And what would you do? Read books?

I would run, travel, visit people, I would dance, definitely.

Talking about books, your favorite books, I know, are very sad, they have bad endings. Are you such a pessimistic person?

It's just I love drama. For example I love movies that end very badly, because I love to cry. I love dramatic things...

Because they make you feel more?

Yes. For example, the last film I saw was "Changeling" with Angelina Jolie. I cried so much there in the cinema. I love Angelina but she had always such bad movies, she is always fighting and playing in stupid things, but this one was great because you really could see her talent.
And the last book I read was one of the biographies of Nureyev, the dancer. It's not the real biography; it's partly based on real facts and party fiction. I really like Nureyev. I would love to go back in past, to see him dancing.

You mentioned a few times that you want to become an actor, want to learn to be an actor. Why not a dancer? You are a dancer already.

Yes, I'm dancing on the ice; I would love to dance in future. Why not, that's a possibility, to dance. Everything where I can use my body and where I can express my feelings, I would love to.

So in spring, I read, you're planning to start to learn something in NY?

I don't know. I need time, I don't want to rush and then to be disappointed in my choice. I like doing my shows now...

Do you have anything planned after the show in St.Moritz?

I have some contracts going on but nothing is signed yet. So I have to wait. Maybe after "Art on Ice" I'll know more about the coming shows. The problem is in skating you never know. For example for Courchevel, they asked me in the beginning of November to send my contract, but they never called back. Then, suddenly, they called me a week before the show and it's always like that.

But did you enjoy that show in Courchevel?

It was hard - it was really hard. I was not ready at all because I only started skating in December. It was a very hard start.

What treatment do you need for your injury?

I'm doing special exercises with elastic band, to train the muscle. I need massage every week. And I need to put a special orthopedic insole, which I made in Munich, because I have one leg shorter. It was always this way but the more you train the worse it is. But I don't need to visit that doctor in Munich anymore because he was only giving me shots but they didn't help.

Which skating elements are the worst for this injury?

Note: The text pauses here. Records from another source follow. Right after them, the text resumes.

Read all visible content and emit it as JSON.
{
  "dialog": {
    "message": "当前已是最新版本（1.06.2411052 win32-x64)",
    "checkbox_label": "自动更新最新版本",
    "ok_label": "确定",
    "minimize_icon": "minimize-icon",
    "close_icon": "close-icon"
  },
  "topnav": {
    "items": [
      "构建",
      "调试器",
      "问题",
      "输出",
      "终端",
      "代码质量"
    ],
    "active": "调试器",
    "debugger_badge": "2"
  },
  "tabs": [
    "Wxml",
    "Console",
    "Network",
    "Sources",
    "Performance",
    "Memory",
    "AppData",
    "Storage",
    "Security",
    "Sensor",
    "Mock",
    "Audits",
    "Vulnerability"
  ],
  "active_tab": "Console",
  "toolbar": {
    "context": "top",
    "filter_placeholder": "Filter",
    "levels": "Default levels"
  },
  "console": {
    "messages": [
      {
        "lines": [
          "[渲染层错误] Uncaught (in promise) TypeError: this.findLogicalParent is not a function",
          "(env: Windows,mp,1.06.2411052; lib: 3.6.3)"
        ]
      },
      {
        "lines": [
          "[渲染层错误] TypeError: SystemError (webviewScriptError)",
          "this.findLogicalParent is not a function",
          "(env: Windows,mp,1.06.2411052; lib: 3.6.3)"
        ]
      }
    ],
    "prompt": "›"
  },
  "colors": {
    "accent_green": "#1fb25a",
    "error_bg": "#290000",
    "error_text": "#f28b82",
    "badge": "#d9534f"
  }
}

Can you avoid them?

The worst are actually spins.

Then at least don't do them during the rehearsals!

But I need to train them: the long 45-50 second spin in "Freak like me" - I need to train it, otherwise during the show it'll be a disaster.

It's very beautiful, almost like the spin you had in "Fix you".

Yes, we wanted to do something like "Fix you", because I've never done it in Switzerland.
So spins are the worst. And, I think, the toe loop jump, because of the stress you have when you push off.

And you are doing not only triple, but the quadruple toe! So don't do it!

But this is my favorite jump! I love it! I love! I'm just a little bit crazy.

I think it's great to be crazy. Crazy things bring taste to our life.

Exactly! I understand that my body is not ready to compete, but I love to use my body, I don't want to stop this, because I really like skating, I really like doing quads, I really like doing spins, I really like the crowd to feel that I'm here! That's what makes me happy.

Determined and serious during training, where he is giving everything he has, even during a simple run-through; nice and laughing with people he knows; freaky and beautifully weird on the video which was shown on the screen while he was skating his program "Freak like me"; interesting, reflective and attentive during the interview, he always is so different. He said once in the interview that "he is a lot of personalities". He really is! This is what makes every meeting with him, on and off the ice, so amazingly fascinating and fresh.

You're such a charming person; I don't think it's something you can learn. It's something you are born with it. What is your secret, St├ęphane?

I don't have any secret, really. I'm just not complicated, I'm an easy person, it's easy with me.

P.S. Just a little bit different. Have you read this part of the interview too?

Copyright © 2004 - 2024, Absolute Skating
All rights reserved.